GCP President and CEO Joe Roman sat down with Bill Wills on WTAM to talk about some exciting programs in the Cleveland community.

The conversation started off with the just-announced Cleveland Innovation Project, an initiative that will prompt our region to focus energy into the most cutting edge endeavors in an effort to be on the global forefront of innovation. Joe gave a couple examples of the many ways in which we could do this going forward, such as commercialization and the creation of new companies. GCP is working with JumpStart, Team NEO, Fund for Our Economic Future and the Cleveland Foundation to run the program, and they will involve a plethora of others to help develop and reach specific goals. As Joe said in the interview with Bill, "We need to see what's next, and we need to bring the whole community around it."

The next topic of discussion was GCP and CDA's socially-focused loan fund, which will leverage $50 million to catalyze Opportunity Zone investments. The fund will, in essence, provide low-interest loans to various neighborhood projects. These loans will go a long way toward attracting new businesses and real estate developers, thus making the communities they move into more and more vibrant. The resulting developments will provide more spaces to live, work and play, which will enrich the areas even further.

The next topic was Cuyahoga County's impending ban on plastic bags. Prior to the ban being passed, the GCP Advocacy Team asked the Cuyahoga County Council to delay any kind of restrictions on the use of plastic bags until more research into the issue could be conducted. There is no data, as of yet, that suggests paper bags are truly better for the environment than plastic bags. What we do know, and what business owners are all too aware of, is that paper bags are far more expensive to businesses. A ban on plastic bags would be misguided without the research to support its merit, and it would make our county less competitive as our retailers reluctantly raise prices to cover the cost of paper bags. The Ohio House will soon vote on a bill that would override Cuyahoga County's ban on plastic bags, and GCP has already submitted written testimony to ensure our region's business owners are heard.

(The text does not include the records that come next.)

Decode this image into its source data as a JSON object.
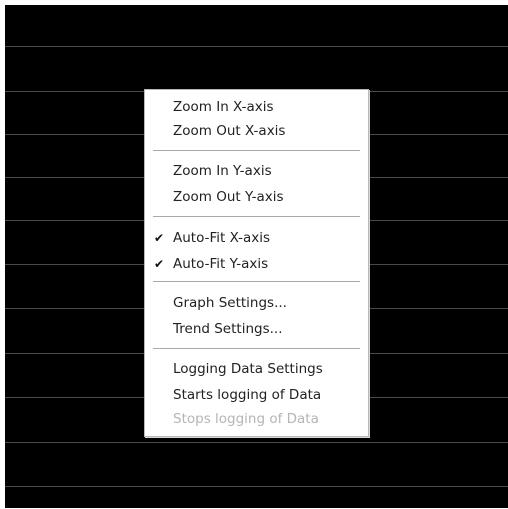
{
  "menu": {
    "zoom_in_x": "Zoom In X-axis",
    "zoom_out_x": "Zoom Out X-axis",
    "zoom_in_y": "Zoom In Y-axis",
    "zoom_out_y": "Zoom Out Y-axis",
    "auto_fit_x": "Auto-Fit X-axis",
    "auto_fit_y": "Auto-Fit Y-axis",
    "graph_settings": "Graph Settings...",
    "trend_settings": "Trend Settings...",
    "logging_data_settings": "Logging Data Settings",
    "starts_logging": "Starts logging of Data",
    "stops_logging": "Stops logging of Data"
  },
  "checks": {
    "auto_fit_x": "✔",
    "auto_fit_y": "✔"
  },
  "icons": {
    "auto_fit_x_check": "check-icon",
    "auto_fit_y_check": "check-icon"
  },
  "colors": {
    "graph_background": "#000000",
    "grid_lines": "#4a4a4a",
    "menu_background": "#ffffff",
    "menu_text": "#222222",
    "disabled_text": "#b5b5b5",
    "separator": "#a9a9a9"
  }
}
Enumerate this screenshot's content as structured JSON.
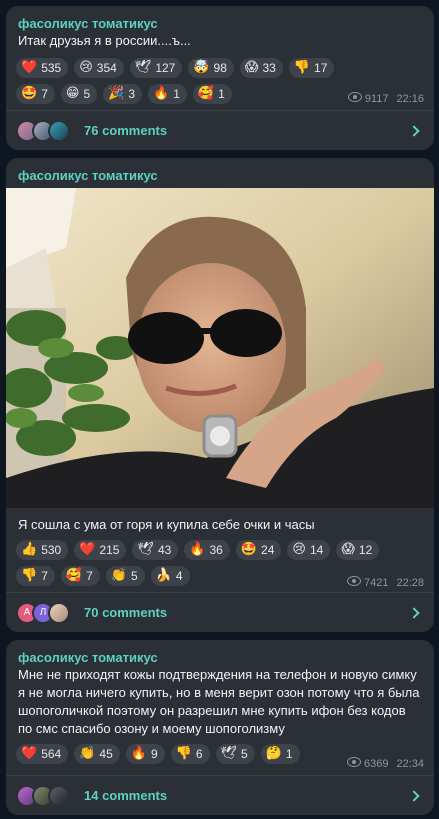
{
  "colors": {
    "accent": "#5fd1c1",
    "bg": "#0e1621",
    "card": "#2b2f36",
    "pill": "#3e434b",
    "meta": "#8f969f"
  },
  "posts": [
    {
      "author": "фасоликус томатикус",
      "text": "Итак друзья я в россии....ъ...",
      "reactions": [
        {
          "emoji": "❤️",
          "count": "535"
        },
        {
          "emoji": "😢",
          "count": "354"
        },
        {
          "emoji": "🕊",
          "count": "127"
        },
        {
          "emoji": "🤯",
          "count": "98"
        },
        {
          "emoji": "😱",
          "count": "33"
        },
        {
          "emoji": "👎",
          "count": "17"
        },
        {
          "emoji": "🤩",
          "count": "7"
        },
        {
          "emoji": "😁",
          "count": "5"
        },
        {
          "emoji": "🎉",
          "count": "3"
        },
        {
          "emoji": "🔥",
          "count": "1"
        },
        {
          "emoji": "🥰",
          "count": "1"
        }
      ],
      "views": "9117",
      "time": "22:16",
      "comments": "76 comments"
    },
    {
      "author": "фасоликус томатикус",
      "text": "Я сошла с ума от горя и купила себе очки и часы",
      "reactions": [
        {
          "emoji": "👍",
          "count": "530"
        },
        {
          "emoji": "❤️",
          "count": "215"
        },
        {
          "emoji": "🕊",
          "count": "43"
        },
        {
          "emoji": "🔥",
          "count": "36"
        },
        {
          "emoji": "🤩",
          "count": "24"
        },
        {
          "emoji": "😢",
          "count": "14"
        },
        {
          "emoji": "😱",
          "count": "12"
        },
        {
          "emoji": "👎",
          "count": "7"
        },
        {
          "emoji": "🥰",
          "count": "7"
        },
        {
          "emoji": "👏",
          "count": "5"
        },
        {
          "emoji": "🍌",
          "count": "4"
        }
      ],
      "views": "7421",
      "time": "22:28",
      "comments": "70 comments",
      "avatar_letters": [
        "А",
        "Л"
      ]
    },
    {
      "author": "фасоликус томатикус",
      "text": "Мне не приходят кожы подтверждения на телефон и новую симку я не могла ничего купить, но в меня верит озон потому что я была шопоголичкой поэтому он разрешил мне купить ифон без кодов по смс спасибо озону и моему шопоголизму",
      "reactions": [
        {
          "emoji": "❤️",
          "count": "564"
        },
        {
          "emoji": "👏",
          "count": "45"
        },
        {
          "emoji": "🔥",
          "count": "9"
        },
        {
          "emoji": "👎",
          "count": "6"
        },
        {
          "emoji": "🕊",
          "count": "5"
        },
        {
          "emoji": "🤔",
          "count": "1"
        }
      ],
      "views": "6369",
      "time": "22:34",
      "comments": "14 comments"
    }
  ]
}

Joe and Bill's conversation transitioned to the Paradox Prize. There are capable individuals in Northeast Ohio who cannot hold a job, simply because of the difficulty of commuting without a car. This is the transportation paradox - no car, no job; no job, no car. Our current public transportation system, as Joe put it, is "no longer sufficient." The ability to take a rail line from the airport to downtown and farther east is a tremendous asset; we are the only city in Ohio with that luxury. Even so, we need to connect other areas more effectively. The Paradox Prize is accepting submissions of ideas for how to combat the transportation paradox, and it will provide up to 15 pilot solutions with $1 million of collective support.

The interview ended with a brief mention of Third Frontier, which is just about out of money. Third Frontier kickstarts promising tech startups, attracts innovative minds and has helped make a name for Cleveland when it comes to being friendly with tech inventors and investors. GCP plans to work with Gov. DeWine and Lt. Gov. Husted to acquire funding for the program for 2020.

Listen to the full interview.